In a letter to U.S. District Court Judge Laura Taylor Swain from U.S. Attorney Preet Bharara, the EPA stated the agency has not been able to finish consultations with the Fish and Wildlife Service and the National Marine Fisheries Service under the Endangered Species Act.
The delay is the seventh since the 2004 Phase II Cooling Water Intake Structure rules were suspended in July 2007 in response to the U.S. Second Circuit Court of Appeals decision in Riverkeeper Inc. v. EPA. The EPA stated it would not meet its previous deadline of Jan. 14 because the agency was still in discussions with the involved parties, and the settlement agreement was amended to reflect the April 17 deadline.
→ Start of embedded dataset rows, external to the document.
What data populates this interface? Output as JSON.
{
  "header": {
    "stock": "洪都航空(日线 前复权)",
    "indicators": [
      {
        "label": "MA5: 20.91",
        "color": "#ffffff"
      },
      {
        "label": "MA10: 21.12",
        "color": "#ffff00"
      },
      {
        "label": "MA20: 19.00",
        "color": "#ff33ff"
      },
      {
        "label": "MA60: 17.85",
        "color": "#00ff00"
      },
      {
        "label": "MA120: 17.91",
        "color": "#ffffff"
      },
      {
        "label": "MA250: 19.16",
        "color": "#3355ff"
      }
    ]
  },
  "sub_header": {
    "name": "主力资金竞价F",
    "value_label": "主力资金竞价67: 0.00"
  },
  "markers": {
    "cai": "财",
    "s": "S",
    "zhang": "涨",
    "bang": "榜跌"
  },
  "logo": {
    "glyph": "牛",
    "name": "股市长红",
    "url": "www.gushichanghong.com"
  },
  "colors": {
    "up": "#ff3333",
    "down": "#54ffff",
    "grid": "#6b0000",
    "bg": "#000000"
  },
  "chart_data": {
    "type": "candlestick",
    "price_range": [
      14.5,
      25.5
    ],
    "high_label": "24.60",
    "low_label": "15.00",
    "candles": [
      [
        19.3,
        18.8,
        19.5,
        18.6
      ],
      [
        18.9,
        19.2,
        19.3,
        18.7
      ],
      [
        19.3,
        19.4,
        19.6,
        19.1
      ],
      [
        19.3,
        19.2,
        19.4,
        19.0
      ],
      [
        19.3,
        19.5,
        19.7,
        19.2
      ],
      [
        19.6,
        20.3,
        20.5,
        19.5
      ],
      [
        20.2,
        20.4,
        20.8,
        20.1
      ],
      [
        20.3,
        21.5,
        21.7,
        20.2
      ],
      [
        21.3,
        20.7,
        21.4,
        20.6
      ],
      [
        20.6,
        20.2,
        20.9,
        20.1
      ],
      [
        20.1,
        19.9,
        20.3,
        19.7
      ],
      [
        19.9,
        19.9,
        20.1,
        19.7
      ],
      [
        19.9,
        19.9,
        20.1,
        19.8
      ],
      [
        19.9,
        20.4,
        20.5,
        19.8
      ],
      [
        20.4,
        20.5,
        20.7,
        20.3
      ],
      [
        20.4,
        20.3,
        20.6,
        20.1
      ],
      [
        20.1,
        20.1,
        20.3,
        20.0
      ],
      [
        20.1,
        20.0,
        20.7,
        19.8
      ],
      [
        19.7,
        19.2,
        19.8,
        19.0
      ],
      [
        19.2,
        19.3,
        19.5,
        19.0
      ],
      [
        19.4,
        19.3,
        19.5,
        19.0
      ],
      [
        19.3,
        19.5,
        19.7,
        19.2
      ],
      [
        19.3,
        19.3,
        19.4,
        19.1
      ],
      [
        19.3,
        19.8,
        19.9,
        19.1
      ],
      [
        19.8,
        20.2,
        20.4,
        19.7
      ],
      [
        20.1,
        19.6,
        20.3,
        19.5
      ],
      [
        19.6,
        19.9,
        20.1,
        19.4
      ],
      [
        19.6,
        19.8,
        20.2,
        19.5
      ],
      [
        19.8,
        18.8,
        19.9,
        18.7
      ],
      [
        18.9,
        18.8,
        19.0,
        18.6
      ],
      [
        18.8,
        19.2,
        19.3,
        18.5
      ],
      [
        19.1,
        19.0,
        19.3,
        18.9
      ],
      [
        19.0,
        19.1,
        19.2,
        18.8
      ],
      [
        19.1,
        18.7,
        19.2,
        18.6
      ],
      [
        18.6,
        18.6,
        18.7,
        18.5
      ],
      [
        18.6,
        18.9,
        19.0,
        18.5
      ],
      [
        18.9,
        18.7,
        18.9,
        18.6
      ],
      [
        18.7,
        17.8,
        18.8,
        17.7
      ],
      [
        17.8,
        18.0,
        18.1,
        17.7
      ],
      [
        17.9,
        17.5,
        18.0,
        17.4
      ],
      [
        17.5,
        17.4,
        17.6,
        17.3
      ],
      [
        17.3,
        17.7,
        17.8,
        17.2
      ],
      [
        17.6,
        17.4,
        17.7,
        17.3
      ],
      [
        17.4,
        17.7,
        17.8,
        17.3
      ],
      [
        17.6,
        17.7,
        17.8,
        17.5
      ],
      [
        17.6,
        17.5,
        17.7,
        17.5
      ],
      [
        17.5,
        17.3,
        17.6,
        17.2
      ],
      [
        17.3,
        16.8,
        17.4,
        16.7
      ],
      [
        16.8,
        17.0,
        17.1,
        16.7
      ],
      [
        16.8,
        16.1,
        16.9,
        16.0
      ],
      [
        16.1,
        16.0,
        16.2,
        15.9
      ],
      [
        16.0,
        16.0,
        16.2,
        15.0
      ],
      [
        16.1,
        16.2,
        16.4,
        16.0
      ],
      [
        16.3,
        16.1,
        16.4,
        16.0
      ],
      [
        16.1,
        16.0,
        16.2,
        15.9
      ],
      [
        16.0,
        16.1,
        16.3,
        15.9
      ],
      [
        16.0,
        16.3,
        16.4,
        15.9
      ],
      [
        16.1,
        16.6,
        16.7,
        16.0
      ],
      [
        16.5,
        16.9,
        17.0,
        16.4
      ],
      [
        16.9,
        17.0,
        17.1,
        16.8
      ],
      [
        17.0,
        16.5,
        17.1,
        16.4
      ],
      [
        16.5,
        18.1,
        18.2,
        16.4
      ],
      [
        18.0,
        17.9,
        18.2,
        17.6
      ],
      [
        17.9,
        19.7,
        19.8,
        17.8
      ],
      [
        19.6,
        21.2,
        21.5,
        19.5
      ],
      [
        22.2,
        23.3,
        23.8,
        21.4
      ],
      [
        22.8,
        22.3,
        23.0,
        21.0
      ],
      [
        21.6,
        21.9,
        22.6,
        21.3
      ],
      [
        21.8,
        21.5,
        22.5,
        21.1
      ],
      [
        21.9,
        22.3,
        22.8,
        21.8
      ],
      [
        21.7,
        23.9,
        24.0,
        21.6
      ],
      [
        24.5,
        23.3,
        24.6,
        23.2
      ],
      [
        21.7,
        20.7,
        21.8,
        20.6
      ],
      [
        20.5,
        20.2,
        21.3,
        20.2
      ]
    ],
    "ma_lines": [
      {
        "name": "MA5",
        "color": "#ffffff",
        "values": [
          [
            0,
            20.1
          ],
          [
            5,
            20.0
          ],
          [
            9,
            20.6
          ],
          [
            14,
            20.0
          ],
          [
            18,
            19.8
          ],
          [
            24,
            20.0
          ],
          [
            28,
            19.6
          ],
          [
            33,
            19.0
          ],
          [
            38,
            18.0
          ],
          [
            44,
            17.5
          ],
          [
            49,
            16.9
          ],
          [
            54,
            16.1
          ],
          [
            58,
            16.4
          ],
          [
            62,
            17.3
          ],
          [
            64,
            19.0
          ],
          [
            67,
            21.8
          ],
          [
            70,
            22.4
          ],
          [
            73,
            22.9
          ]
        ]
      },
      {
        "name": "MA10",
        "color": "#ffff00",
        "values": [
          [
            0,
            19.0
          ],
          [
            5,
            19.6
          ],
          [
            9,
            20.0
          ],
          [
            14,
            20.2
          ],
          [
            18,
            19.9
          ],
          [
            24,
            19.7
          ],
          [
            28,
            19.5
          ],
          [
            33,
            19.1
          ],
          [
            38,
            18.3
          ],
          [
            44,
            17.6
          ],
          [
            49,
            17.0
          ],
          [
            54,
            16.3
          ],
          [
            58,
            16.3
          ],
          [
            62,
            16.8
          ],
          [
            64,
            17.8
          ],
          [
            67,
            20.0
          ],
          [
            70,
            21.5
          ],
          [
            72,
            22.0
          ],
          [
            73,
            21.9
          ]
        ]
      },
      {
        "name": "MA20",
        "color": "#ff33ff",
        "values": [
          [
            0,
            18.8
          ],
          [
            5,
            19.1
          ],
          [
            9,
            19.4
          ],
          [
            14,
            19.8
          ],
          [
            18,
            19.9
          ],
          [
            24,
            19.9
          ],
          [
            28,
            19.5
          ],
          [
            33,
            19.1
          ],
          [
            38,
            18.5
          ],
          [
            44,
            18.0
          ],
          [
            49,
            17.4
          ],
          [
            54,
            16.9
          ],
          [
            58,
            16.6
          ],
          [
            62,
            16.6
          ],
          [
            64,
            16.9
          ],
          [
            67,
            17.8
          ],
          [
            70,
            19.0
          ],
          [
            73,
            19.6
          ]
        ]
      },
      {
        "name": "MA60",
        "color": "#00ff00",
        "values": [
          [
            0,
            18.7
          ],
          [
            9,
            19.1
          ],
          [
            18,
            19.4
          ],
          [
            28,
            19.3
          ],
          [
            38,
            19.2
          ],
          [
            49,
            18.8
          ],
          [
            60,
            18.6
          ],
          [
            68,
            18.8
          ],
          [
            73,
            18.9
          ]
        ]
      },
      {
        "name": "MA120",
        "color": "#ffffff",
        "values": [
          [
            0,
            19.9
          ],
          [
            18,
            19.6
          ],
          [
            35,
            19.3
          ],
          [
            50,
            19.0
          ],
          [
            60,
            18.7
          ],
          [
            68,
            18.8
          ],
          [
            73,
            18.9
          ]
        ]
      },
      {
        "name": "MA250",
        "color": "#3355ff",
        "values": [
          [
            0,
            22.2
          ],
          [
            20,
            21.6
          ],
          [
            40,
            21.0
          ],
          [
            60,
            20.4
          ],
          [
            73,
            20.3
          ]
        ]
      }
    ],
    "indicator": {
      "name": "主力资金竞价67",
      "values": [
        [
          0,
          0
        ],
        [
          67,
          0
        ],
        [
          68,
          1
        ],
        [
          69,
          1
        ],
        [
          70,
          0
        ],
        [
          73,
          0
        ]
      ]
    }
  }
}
The EPA stated at that time it expected to conclude the consultations in advance of April 17 and did not intend to seek a further extension, but realized additional time would be needed because of the complexity of interagency consultations, according to the letter to Swain.
The EPA stated it has conferred with the other agencies and expects to receive a final, joint biological opinion in time for EPA Administrator Gina McCarthy to sign a notice of her final decision regarding the issuance of requirements implementing section 316(b) for publication in the Federal Register on May 16.
The letter to Swain states the EPA contacted Riverkeeper’s counsel on April 14 and has asked Riverkeeper to consider amending the settlement agreement to extend the deadline or another alternative to recommencing litigation on the matter.
The court had scheduled a conference between the parties on April 23 in the event the agency did not complete the rulemaking process before April 17.
Subscribe to Power Engineering magazine